------ Extracted records

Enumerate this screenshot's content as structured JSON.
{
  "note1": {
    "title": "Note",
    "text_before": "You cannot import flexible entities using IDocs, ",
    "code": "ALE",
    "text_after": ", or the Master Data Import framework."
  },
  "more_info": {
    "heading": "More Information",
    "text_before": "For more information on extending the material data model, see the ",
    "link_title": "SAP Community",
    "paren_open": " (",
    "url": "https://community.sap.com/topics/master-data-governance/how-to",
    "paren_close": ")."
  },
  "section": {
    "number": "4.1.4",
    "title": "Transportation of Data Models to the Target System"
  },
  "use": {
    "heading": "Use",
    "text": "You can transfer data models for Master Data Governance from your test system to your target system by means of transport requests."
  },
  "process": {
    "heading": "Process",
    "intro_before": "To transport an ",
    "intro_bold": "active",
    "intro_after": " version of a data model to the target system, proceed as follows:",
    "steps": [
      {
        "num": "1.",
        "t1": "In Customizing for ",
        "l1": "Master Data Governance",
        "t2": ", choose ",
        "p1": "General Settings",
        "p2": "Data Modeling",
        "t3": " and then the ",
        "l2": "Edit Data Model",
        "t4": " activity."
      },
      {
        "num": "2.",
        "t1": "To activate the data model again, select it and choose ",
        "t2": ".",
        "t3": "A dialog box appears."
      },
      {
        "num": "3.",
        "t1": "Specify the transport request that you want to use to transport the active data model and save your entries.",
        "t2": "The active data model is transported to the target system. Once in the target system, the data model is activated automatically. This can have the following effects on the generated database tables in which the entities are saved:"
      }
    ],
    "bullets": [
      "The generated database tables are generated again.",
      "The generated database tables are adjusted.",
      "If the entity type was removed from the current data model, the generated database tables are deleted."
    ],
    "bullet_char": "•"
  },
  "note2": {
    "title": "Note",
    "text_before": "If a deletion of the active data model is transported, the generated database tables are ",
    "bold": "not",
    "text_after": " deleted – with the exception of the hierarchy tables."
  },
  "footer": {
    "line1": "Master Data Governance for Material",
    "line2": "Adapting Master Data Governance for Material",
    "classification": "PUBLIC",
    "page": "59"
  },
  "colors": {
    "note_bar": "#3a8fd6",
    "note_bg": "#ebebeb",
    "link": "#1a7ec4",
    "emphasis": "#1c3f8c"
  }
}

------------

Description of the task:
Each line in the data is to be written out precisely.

Answer for this exercise:
Enumerate this screenshot's content as structured JSON.
{
  "note1": {
    "title": "Note",
    "text_before": "You cannot import flexible entities using IDocs, ",
    "code": "ALE",
    "text_after": ", or the Master Data Import framework."
  },
  "more_info": {
    "heading": "More Information",
    "text_before": "For more information on extending the material data model, see the ",
    "link_title": "SAP Community",
    "paren_open": " (",
    "url": "https://community.sap.com/topics/master-data-governance/how-to",
    "paren_close": ")."
  },
  "section": {
    "number": "4.1.4",
    "title": "Transportation of Data Models to the Target System"
  },
  "use": {
    "heading": "Use",
    "text": "You can transfer data models for Master Data Governance from your test system to your target system by means of transport requests."
  },
  "process": {
    "heading": "Process",
    "intro_before": "To transport an ",
    "intro_bold": "active",
    "intro_after": " version of a data model to the target system, proceed as follows:",
    "steps": [
      {
        "num": "1.",
        "t1": "In Customizing for ",
        "l1": "Master Data Governance",
        "t2": ", choose ",
        "p1": "General Settings",
        "p2": "Data Modeling",
        "t3": " and then the ",
        "l2": "Edit Data Model",
        "t4": " activity."
      },
      {
        "num": "2.",
        "t1": "To activate the data model again, select it and choose ",
        "t2": ".",
        "t3": "A dialog box appears."
      },
      {
        "num": "3.",
        "t1": "Specify the transport request that you want to use to transport the active data model and save your entries.",
        "t2": "The active data model is transported to the target system. Once in the target system, the data model is activated automatically. This can have the following effects on the generated database tables in which the entities are saved:"
      }
    ],
    "bullets": [
      "The generated database tables are generated again.",
      "The generated database tables are adjusted.",
      "If the entity type was removed from the current data model, the generated database tables are deleted."
    ],
    "bullet_char": "•"
  },
  "note2": {
    "title": "Note",
    "text_before": "If a deletion of the active data model is transported, the generated database tables are ",
    "bold": "not",
    "text_after": " deleted – with the exception of the hierarchy tables."
  },
  "footer": {
    "line1": "Master Data Governance for Material",
    "line2": "Adapting Master Data Governance for Material",
    "classification": "PUBLIC",
    "page": "59"
  },
  "colors": {
    "note_bar": "#3a8fd6",
    "note_bg": "#ebebeb",
    "link": "#1a7ec4",
    "emphasis": "#1c3f8c"
  }
}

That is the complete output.